Osteosarcoma is the most common form of canine bone cancer, according to the school, with about 10,000 new cases diagnosed in dogs each year.
Neil Christensen, BVSc, Dipl. ACVR, clinical instructor in the Department of Surgical Sciences and member of the UW Veterinary Care (UWVC) radiation oncology team, will lead the study. Research will explore the potential benefits of stereotactic radiation therapy for osteosarcoma patients.
“Stereotactic radiation is a newer form of treatment made possible by recent technological advances,” Dr. Christensen said. “It allows for larger, more accurate doses of radiation while still sparing healthy tissue, in comparison to traditional palliative radiation, which involves smaller, prolonged doses.”
Specifically, the study will look at how stereotactic radiation performs in terms of pain relief for patients and in stimulating an immune response that helps patients’ bodies fight bone tumors on their own, according to the school.
UWVC has a TomoTherapy unit which will be able to deliver the treatment.
“Our hope is to help a lot of dogs affected by this disease in the future,” Christensen said. “And the data we generate should be applicable to treating osteosarcoma in humans as well.”

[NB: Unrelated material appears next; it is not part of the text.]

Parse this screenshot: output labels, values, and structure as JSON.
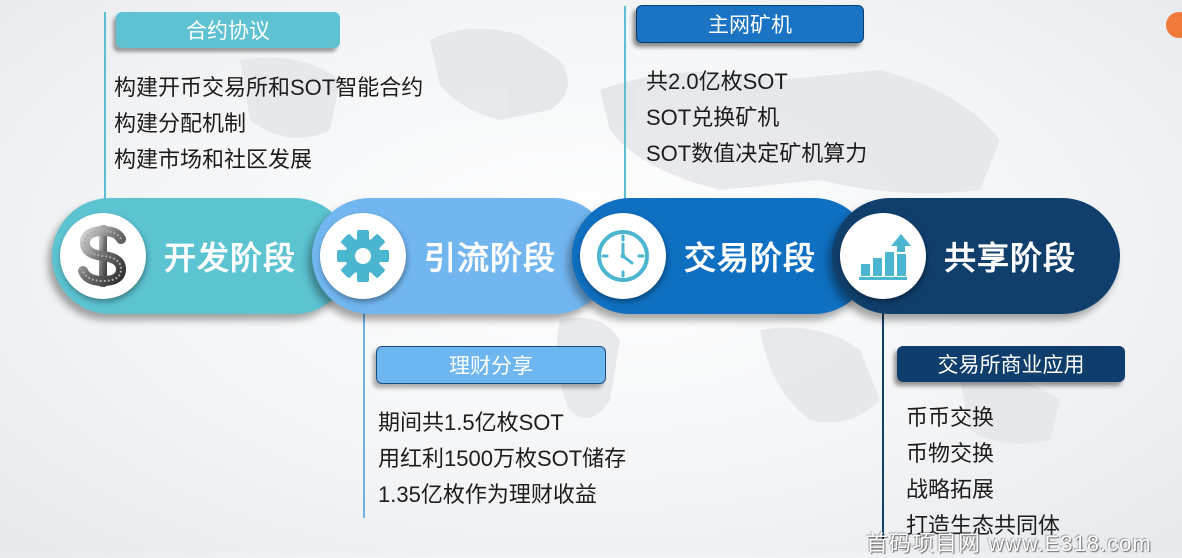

The Puppy Up Foundation was established to fund comparative and translational cancer studies that can potentially benefit both pets and people as well as invest in national education and awareness initiatives about the epidemic of cancer in companion animals.